* [Data to examine]:

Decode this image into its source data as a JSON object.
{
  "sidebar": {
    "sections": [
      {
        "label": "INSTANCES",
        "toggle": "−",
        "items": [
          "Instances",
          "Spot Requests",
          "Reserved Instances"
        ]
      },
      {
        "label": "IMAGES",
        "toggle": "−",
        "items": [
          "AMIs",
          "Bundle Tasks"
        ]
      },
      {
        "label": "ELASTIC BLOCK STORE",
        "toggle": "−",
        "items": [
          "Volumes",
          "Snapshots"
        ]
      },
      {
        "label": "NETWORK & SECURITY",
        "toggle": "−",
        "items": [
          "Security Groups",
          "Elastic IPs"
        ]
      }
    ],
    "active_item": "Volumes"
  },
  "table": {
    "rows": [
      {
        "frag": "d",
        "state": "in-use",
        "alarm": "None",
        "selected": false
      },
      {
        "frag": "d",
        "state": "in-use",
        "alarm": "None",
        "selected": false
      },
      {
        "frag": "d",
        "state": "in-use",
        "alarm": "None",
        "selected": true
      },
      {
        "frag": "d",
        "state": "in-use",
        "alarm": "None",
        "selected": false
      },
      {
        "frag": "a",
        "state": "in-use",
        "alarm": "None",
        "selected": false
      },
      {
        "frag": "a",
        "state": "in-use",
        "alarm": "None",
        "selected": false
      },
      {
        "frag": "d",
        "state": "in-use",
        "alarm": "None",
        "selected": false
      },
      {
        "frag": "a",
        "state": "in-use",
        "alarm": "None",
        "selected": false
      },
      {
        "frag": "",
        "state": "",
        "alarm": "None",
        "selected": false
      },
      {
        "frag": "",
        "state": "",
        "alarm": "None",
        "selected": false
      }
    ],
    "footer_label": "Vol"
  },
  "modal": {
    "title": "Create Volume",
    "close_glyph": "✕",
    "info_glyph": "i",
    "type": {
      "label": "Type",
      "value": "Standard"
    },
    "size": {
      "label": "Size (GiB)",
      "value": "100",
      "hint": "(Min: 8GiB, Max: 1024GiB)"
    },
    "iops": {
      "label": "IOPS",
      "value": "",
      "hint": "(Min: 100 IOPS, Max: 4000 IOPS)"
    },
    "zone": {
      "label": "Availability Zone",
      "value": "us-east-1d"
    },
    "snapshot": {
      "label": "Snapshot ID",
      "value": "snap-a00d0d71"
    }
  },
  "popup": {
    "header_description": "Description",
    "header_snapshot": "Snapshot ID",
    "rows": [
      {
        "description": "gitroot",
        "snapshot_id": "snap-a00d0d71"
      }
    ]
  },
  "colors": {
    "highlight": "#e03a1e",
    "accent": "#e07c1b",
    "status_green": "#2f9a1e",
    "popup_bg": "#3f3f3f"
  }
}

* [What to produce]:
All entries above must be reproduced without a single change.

* [Written response]:
Decode this image into its source data as a JSON object.
{
  "sidebar": {
    "sections": [
      {
        "label": "INSTANCES",
        "toggle": "−",
        "items": [
          "Instances",
          "Spot Requests",
          "Reserved Instances"
        ]
      },
      {
        "label": "IMAGES",
        "toggle": "−",
        "items": [
          "AMIs",
          "Bundle Tasks"
        ]
      },
      {
        "label": "ELASTIC BLOCK STORE",
        "toggle": "−",
        "items": [
          "Volumes",
          "Snapshots"
        ]
      },
      {
        "label": "NETWORK & SECURITY",
        "toggle": "−",
        "items": [
          "Security Groups",
          "Elastic IPs"
        ]
      }
    ],
    "active_item": "Volumes"
  },
  "table": {
    "rows": [
      {
        "frag": "d",
        "state": "in-use",
        "alarm": "None",
        "selected": false
      },
      {
        "frag": "d",
        "state": "in-use",
        "alarm": "None",
        "selected": false
      },
      {
        "frag": "d",
        "state": "in-use",
        "alarm": "None",
        "selected": true
      },
      {
        "frag": "d",
        "state": "in-use",
        "alarm": "None",
        "selected": false
      },
      {
        "frag": "a",
        "state": "in-use",
        "alarm": "None",
        "selected": false
      },
      {
        "frag": "a",
        "state": "in-use",
        "alarm": "None",
        "selected": false
      },
      {
        "frag": "d",
        "state": "in-use",
        "alarm": "None",
        "selected": false
      },
      {
        "frag": "a",
        "state": "in-use",
        "alarm": "None",
        "selected": false
      },
      {
        "frag": "",
        "state": "",
        "alarm": "None",
        "selected": false
      },
      {
        "frag": "",
        "state": "",
        "alarm": "None",
        "selected": false
      }
    ],
    "footer_label": "Vol"
  },
  "modal": {
    "title": "Create Volume",
    "close_glyph": "✕",
    "info_glyph": "i",
    "type": {
      "label": "Type",
      "value": "Standard"
    },
    "size": {
      "label": "Size (GiB)",
      "value": "100",
      "hint": "(Min: 8GiB, Max: 1024GiB)"
    },
    "iops": {
      "label": "IOPS",
      "value": "",
      "hint": "(Min: 100 IOPS, Max: 4000 IOPS)"
    },
    "zone": {
      "label": "Availability Zone",
      "value": "us-east-1d"
    },
    "snapshot": {
      "label": "Snapshot ID",
      "value": "snap-a00d0d71"
    }
  },
  "popup": {
    "header_description": "Description",
    "header_snapshot": "Snapshot ID",
    "rows": [
      {
        "description": "gitroot",
        "snapshot_id": "snap-a00d0d71"
      }
    ]
  },
  "colors": {
    "highlight": "#e03a1e",
    "accent": "#e07c1b",
    "status_green": "#2f9a1e",
    "popup_bg": "#3f3f3f"
  }
}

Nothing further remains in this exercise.